● **GOAL OF THE EXERCISE**:
Each entry needs to appear again, retyped exactly as it is below.

● **RECORDED DATA**:
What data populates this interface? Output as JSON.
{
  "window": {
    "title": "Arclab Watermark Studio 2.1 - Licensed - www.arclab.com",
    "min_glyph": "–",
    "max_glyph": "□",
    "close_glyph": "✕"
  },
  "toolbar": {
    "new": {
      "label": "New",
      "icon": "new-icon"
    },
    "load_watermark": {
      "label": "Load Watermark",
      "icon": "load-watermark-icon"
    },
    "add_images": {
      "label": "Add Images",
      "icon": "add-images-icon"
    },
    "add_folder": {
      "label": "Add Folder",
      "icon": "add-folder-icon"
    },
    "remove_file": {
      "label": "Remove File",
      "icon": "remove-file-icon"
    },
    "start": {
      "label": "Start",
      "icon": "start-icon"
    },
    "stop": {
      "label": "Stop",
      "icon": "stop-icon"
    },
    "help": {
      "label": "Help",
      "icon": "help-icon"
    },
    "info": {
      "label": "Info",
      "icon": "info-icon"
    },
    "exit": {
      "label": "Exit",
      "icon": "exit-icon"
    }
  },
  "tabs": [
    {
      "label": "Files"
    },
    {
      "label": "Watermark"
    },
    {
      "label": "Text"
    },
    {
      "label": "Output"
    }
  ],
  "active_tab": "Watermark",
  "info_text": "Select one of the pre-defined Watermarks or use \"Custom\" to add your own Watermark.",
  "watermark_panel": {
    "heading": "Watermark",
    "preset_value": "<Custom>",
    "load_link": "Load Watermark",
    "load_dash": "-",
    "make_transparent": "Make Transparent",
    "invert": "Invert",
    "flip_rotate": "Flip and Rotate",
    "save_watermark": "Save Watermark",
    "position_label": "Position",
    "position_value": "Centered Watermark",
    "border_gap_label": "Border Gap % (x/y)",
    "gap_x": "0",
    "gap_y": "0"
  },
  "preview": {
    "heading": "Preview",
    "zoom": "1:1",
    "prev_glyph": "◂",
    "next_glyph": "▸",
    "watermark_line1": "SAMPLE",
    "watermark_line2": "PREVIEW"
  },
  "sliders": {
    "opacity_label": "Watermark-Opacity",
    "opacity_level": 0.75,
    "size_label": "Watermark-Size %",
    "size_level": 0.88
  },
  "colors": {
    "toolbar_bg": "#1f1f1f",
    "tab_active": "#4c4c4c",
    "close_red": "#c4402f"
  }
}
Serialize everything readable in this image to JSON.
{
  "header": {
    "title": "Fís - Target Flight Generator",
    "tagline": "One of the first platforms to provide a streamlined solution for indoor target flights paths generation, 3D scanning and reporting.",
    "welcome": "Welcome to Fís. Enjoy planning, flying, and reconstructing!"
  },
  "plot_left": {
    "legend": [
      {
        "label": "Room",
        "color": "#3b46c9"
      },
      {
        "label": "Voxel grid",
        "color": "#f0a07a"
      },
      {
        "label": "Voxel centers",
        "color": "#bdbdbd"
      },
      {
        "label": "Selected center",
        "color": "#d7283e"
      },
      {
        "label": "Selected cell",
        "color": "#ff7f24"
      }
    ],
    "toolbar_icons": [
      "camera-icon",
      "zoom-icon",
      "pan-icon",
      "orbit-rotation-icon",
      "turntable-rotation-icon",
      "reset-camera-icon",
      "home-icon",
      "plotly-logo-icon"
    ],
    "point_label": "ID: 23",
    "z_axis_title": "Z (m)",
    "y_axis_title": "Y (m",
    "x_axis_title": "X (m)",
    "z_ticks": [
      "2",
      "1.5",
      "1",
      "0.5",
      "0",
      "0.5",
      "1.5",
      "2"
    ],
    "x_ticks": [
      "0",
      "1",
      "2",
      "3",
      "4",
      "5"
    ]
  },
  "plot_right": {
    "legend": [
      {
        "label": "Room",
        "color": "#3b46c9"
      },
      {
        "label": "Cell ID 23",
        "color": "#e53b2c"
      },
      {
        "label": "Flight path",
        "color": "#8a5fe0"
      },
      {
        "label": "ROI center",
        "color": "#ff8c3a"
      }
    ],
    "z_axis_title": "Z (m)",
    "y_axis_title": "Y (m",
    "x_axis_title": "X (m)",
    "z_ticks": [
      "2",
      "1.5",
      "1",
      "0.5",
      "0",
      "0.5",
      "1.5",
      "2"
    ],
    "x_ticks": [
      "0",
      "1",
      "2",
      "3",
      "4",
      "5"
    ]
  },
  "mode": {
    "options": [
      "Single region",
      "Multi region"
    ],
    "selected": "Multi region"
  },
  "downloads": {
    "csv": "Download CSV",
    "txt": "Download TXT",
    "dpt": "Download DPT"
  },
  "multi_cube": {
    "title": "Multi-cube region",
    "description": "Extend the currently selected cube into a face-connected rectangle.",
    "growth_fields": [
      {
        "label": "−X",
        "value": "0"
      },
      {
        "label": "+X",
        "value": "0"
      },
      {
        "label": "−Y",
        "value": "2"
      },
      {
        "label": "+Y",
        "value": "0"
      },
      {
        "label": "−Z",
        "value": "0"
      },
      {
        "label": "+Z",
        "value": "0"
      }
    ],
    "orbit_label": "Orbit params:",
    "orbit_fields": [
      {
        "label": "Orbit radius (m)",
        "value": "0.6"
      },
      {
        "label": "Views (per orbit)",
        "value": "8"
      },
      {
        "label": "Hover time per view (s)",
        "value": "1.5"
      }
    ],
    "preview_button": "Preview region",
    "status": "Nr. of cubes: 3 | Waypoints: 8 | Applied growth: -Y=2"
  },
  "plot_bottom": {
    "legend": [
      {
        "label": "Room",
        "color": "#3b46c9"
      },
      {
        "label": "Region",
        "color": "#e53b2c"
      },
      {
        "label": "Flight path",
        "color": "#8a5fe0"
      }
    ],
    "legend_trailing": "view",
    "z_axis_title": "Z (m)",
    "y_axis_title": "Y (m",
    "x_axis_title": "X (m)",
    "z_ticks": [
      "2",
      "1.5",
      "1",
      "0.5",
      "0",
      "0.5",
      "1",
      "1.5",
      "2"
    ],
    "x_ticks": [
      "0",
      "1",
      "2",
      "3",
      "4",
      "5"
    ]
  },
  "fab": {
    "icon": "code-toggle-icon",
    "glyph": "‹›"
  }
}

● **ANSWER TO THE EXERCISE**:
What data populates this interface? Output as JSON.
{
  "window": {
    "title": "Arclab Watermark Studio 2.1 - Licensed - www.arclab.com",
    "min_glyph": "–",
    "max_glyph": "□",
    "close_glyph": "✕"
  },
  "toolbar": {
    "new": {
      "label": "New",
      "icon": "new-icon"
    },
    "load_watermark": {
      "label": "Load Watermark",
      "icon": "load-watermark-icon"
    },
    "add_images": {
      "label": "Add Images",
      "icon": "add-images-icon"
    },
    "add_folder": {
      "label": "Add Folder",
      "icon": "add-folder-icon"
    },
    "remove_file": {
      "label": "Remove File",
      "icon": "remove-file-icon"
    },
    "start": {
      "label": "Start",
      "icon": "start-icon"
    },
    "stop": {
      "label": "Stop",
      "icon": "stop-icon"
    },
    "help": {
      "label": "Help",
      "icon": "help-icon"
    },
    "info": {
      "label": "Info",
      "icon": "info-icon"
    },
    "exit": {
      "label": "Exit",
      "icon": "exit-icon"
    }
  },
  "tabs": [
    {
      "label": "Files"
    },
    {
      "label": "Watermark"
    },
    {
      "label": "Text"
    },
    {
      "label": "Output"
    }
  ],
  "active_tab": "Watermark",
  "info_text": "Select one of the pre-defined Watermarks or use \"Custom\" to add your own Watermark.",
  "watermark_panel": {
    "heading": "Watermark",
    "preset_value": "<Custom>",
    "load_link": "Load Watermark",
    "load_dash": "-",
    "make_transparent": "Make Transparent",
    "invert": "Invert",
    "flip_rotate": "Flip and Rotate",
    "save_watermark": "Save Watermark",
    "position_label": "Position",
    "position_value": "Centered Watermark",
    "border_gap_label": "Border Gap % (x/y)",
    "gap_x": "0",
    "gap_y": "0"
  },
  "preview": {
    "heading": "Preview",
    "zoom": "1:1",
    "prev_glyph": "◂",
    "next_glyph": "▸",
    "watermark_line1": "SAMPLE",
    "watermark_line2": "PREVIEW"
  },
  "sliders": {
    "opacity_label": "Watermark-Opacity",
    "opacity_level": 0.75,
    "size_label": "Watermark-Size %",
    "size_level": 0.88
  },
  "colors": {
    "toolbar_bg": "#1f1f1f",
    "tab_active": "#4c4c4c",
    "close_red": "#c4402f"
  }
}
Serialize everything readable in this image to JSON.
{
  "header": {
    "title": "Fís - Target Flight Generator",
    "tagline": "One of the first platforms to provide a streamlined solution for indoor target flights paths generation, 3D scanning and reporting.",
    "welcome": "Welcome to Fís. Enjoy planning, flying, and reconstructing!"
  },
  "plot_left": {
    "legend": [
      {
        "label": "Room",
        "color": "#3b46c9"
      },
      {
        "label": "Voxel grid",
        "color": "#f0a07a"
      },
      {
        "label": "Voxel centers",
        "color": "#bdbdbd"
      },
      {
        "label": "Selected center",
        "color": "#d7283e"
      },
      {
        "label": "Selected cell",
        "color": "#ff7f24"
      }
    ],
    "toolbar_icons": [
      "camera-icon",
      "zoom-icon",
      "pan-icon",
      "orbit-rotation-icon",
      "turntable-rotation-icon",
      "reset-camera-icon",
      "home-icon",
      "plotly-logo-icon"
    ],
    "point_label": "ID: 23",
    "z_axis_title": "Z (m)",
    "y_axis_title": "Y (m",
    "x_axis_title": "X (m)",
    "z_ticks": [
      "2",
      "1.5",
      "1",
      "0.5",
      "0",
      "0.5",
      "1.5",
      "2"
    ],
    "x_ticks": [
      "0",
      "1",
      "2",
      "3",
      "4",
      "5"
    ]
  },
  "plot_right": {
    "legend": [
      {
        "label": "Room",
        "color": "#3b46c9"
      },
      {
        "label": "Cell ID 23",
        "color": "#e53b2c"
      },
      {
        "label": "Flight path",
        "color": "#8a5fe0"
      },
      {
        "label": "ROI center",
        "color": "#ff8c3a"
      }
    ],
    "z_axis_title": "Z (m)",
    "y_axis_title": "Y (m",
    "x_axis_title": "X (m)",
    "z_ticks": [
      "2",
      "1.5",
      "1",
      "0.5",
      "0",
      "0.5",
      "1.5",
      "2"
    ],
    "x_ticks": [
      "0",
      "1",
      "2",
      "3",
      "4",
      "5"
    ]
  },
  "mode": {
    "options": [
      "Single region",
      "Multi region"
    ],
    "selected": "Multi region"
  },
  "downloads": {
    "csv": "Download CSV",
    "txt": "Download TXT",
    "dpt": "Download DPT"
  },
  "multi_cube": {
    "title": "Multi-cube region",
    "description": "Extend the currently selected cube into a face-connected rectangle.",
    "growth_fields": [
      {
        "label": "−X",
        "value": "0"
      },
      {
        "label": "+X",
        "value": "0"
      },
      {
        "label": "−Y",
        "value": "2"
      },
      {
        "label": "+Y",
        "value": "0"
      },
      {
        "label": "−Z",
        "value": "0"
      },
      {
        "label": "+Z",
        "value": "0"
      }
    ],
    "orbit_label": "Orbit params:",
    "orbit_fields": [
      {
        "label": "Orbit radius (m)",
        "value": "0.6"
      },
      {
        "label": "Views (per orbit)",
        "value": "8"
      },
      {
        "label": "Hover time per view (s)",
        "value": "1.5"
      }
    ],
    "preview_button": "Preview region",
    "status": "Nr. of cubes: 3 | Waypoints: 8 | Applied growth: -Y=2"
  },
  "plot_bottom": {
    "legend": [
      {
        "label": "Room",
        "color": "#3b46c9"
      },
      {
        "label": "Region",
        "color": "#e53b2c"
      },
      {
        "label": "Flight path",
        "color": "#8a5fe0"
      }
    ],
    "legend_trailing": "view",
    "z_axis_title": "Z (m)",
    "y_axis_title": "Y (m",
    "x_axis_title": "X (m)",
    "z_ticks": [
      "2",
      "1.5",
      "1",
      "0.5",
      "0",
      "0.5",
      "1",
      "1.5",
      "2"
    ],
    "x_ticks": [
      "0",
      "1",
      "2",
      "3",
      "4",
      "5"
    ]
  },
  "fab": {
    "icon": "code-toggle-icon",
    "glyph": "‹›"
  }
}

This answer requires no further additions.